• [Given records]
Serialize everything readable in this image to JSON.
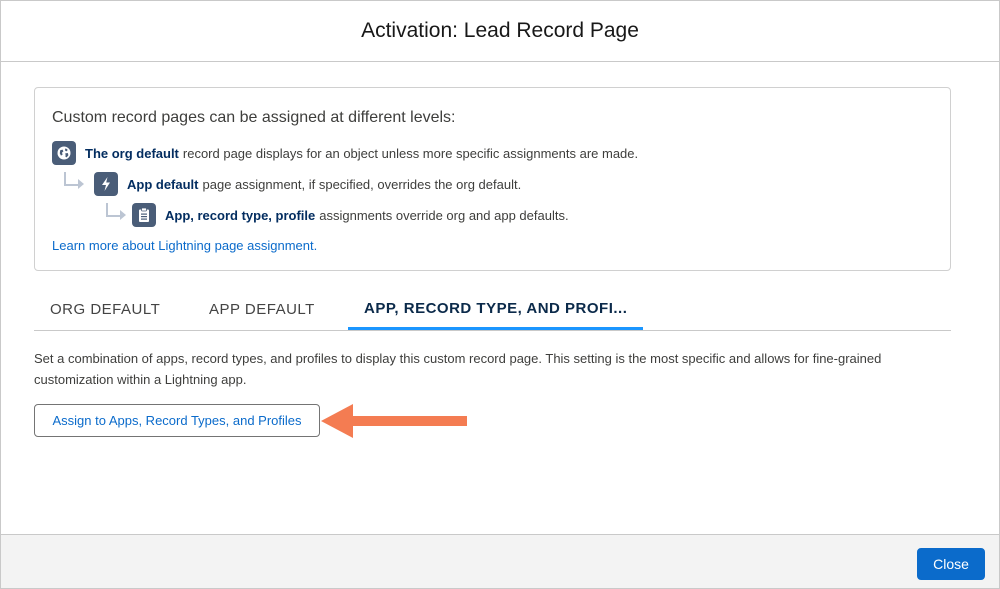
{
  "modal": {
    "title": "Activation: Lead Record Page"
  },
  "info": {
    "heading": "Custom record pages can be assigned at different levels:",
    "levels": [
      {
        "icon": "globe-icon",
        "bold": "The org default",
        "text": "record page displays for an object unless more specific assignments are made."
      },
      {
        "icon": "lightning-bolt-icon",
        "bold": "App default",
        "text": "page assignment, if specified, overrides the org default."
      },
      {
        "icon": "clipboard-icon",
        "bold": "App, record type, profile",
        "text": "assignments override org and app defaults."
      }
    ],
    "link": "Learn more about Lightning page assignment."
  },
  "tabs": [
    {
      "label": "ORG DEFAULT",
      "active": false
    },
    {
      "label": "APP DEFAULT",
      "active": false
    },
    {
      "label": "APP, RECORD TYPE, AND PROFI...",
      "active": true
    }
  ],
  "content": {
    "description": "Set a combination of apps, record types, and profiles to display this custom record page. This setting is the most specific and allows for fine-grained customization within a Lightning app.",
    "assign_button": "Assign to Apps, Record Types, and Profiles"
  },
  "footer": {
    "close_button": "Close"
  },
  "colors": {
    "accent": "#0b6bcb",
    "active_tab_underline": "#1b96ff",
    "annotation_arrow": "#f47c52"
  }
}
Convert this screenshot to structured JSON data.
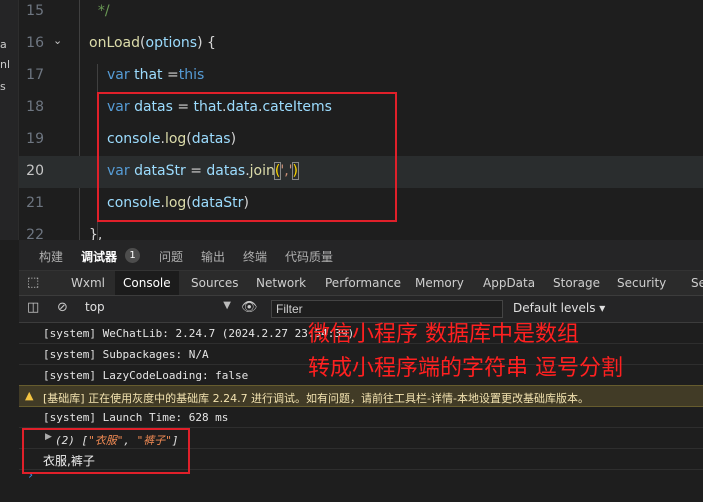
{
  "sidebar_fragments": [
    "a",
    "nl",
    "s"
  ],
  "editor": {
    "lines": [
      {
        "num": "15",
        "text": "  */"
      },
      {
        "num": "16",
        "text": "onLoad(options) {"
      },
      {
        "num": "17",
        "text": "var that =this"
      },
      {
        "num": "18",
        "text": "var datas = that.data.cateItems"
      },
      {
        "num": "19",
        "text": "console.log(datas)"
      },
      {
        "num": "20",
        "text": "var dataStr = datas.join(',')"
      },
      {
        "num": "21",
        "text": "console.log(dataStr)"
      },
      {
        "num": "22",
        "text": "},"
      }
    ]
  },
  "panel_tabs": [
    "构建",
    "调试器",
    "问题",
    "输出",
    "终端",
    "代码质量"
  ],
  "panel_badge": "1",
  "devtools_tabs": [
    "Wxml",
    "Console",
    "Sources",
    "Network",
    "Performance",
    "Memory",
    "AppData",
    "Storage",
    "Security",
    "Se"
  ],
  "toolbar": {
    "context": "top",
    "filter_placeholder": "Filter",
    "levels": "Default levels"
  },
  "console": {
    "rows": [
      "[system] WeChatLib: 2.24.7 (2024.2.27 23:54:39)",
      "[system] Subpackages: N/A",
      "[system] LazyCodeLoading: false",
      "[基础库] 正在使用灰度中的基础库 2.24.7 进行调试。如有问题，请前往工具栏-详情-本地设置更改基础库版本。",
      "[system] Launch Time: 628 ms"
    ],
    "array_count": "(2)",
    "array_items": [
      "\"衣服\"",
      "\"裤子\""
    ],
    "joined_output": "衣服,裤子",
    "prompt": "›"
  },
  "annotation": {
    "line1": "微信小程序 数据库中是数组",
    "line2": "转成小程序端的字符串 逗号分割"
  }
}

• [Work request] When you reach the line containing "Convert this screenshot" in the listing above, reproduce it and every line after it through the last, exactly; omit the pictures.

• [Written response]
Convert this screenshot to structured JSON data.
{
  "sidebar_fragments": [
    "a",
    "nl",
    "s"
  ],
  "editor": {
    "lines": [
      {
        "num": "15",
        "text": "  */"
      },
      {
        "num": "16",
        "text": "onLoad(options) {"
      },
      {
        "num": "17",
        "text": "var that =this"
      },
      {
        "num": "18",
        "text": "var datas = that.data.cateItems"
      },
      {
        "num": "19",
        "text": "console.log(datas)"
      },
      {
        "num": "20",
        "text": "var dataStr = datas.join(',')"
      },
      {
        "num": "21",
        "text": "console.log(dataStr)"
      },
      {
        "num": "22",
        "text": "},"
      }
    ]
  },
  "panel_tabs": [
    "构建",
    "调试器",
    "问题",
    "输出",
    "终端",
    "代码质量"
  ],
  "panel_badge": "1",
  "devtools_tabs": [
    "Wxml",
    "Console",
    "Sources",
    "Network",
    "Performance",
    "Memory",
    "AppData",
    "Storage",
    "Security",
    "Se"
  ],
  "toolbar": {
    "context": "top",
    "filter_placeholder": "Filter",
    "levels": "Default levels"
  },
  "console": {
    "rows": [
      "[system] WeChatLib: 2.24.7 (2024.2.27 23:54:39)",
      "[system] Subpackages: N/A",
      "[system] LazyCodeLoading: false",
      "[基础库] 正在使用灰度中的基础库 2.24.7 进行调试。如有问题，请前往工具栏-详情-本地设置更改基础库版本。",
      "[system] Launch Time: 628 ms"
    ],
    "array_count": "(2)",
    "array_items": [
      "\"衣服\"",
      "\"裤子\""
    ],
    "joined_output": "衣服,裤子",
    "prompt": "›"
  },
  "annotation": {
    "line1": "微信小程序 数据库中是数组",
    "line2": "转成小程序端的字符串 逗号分割"
  }
}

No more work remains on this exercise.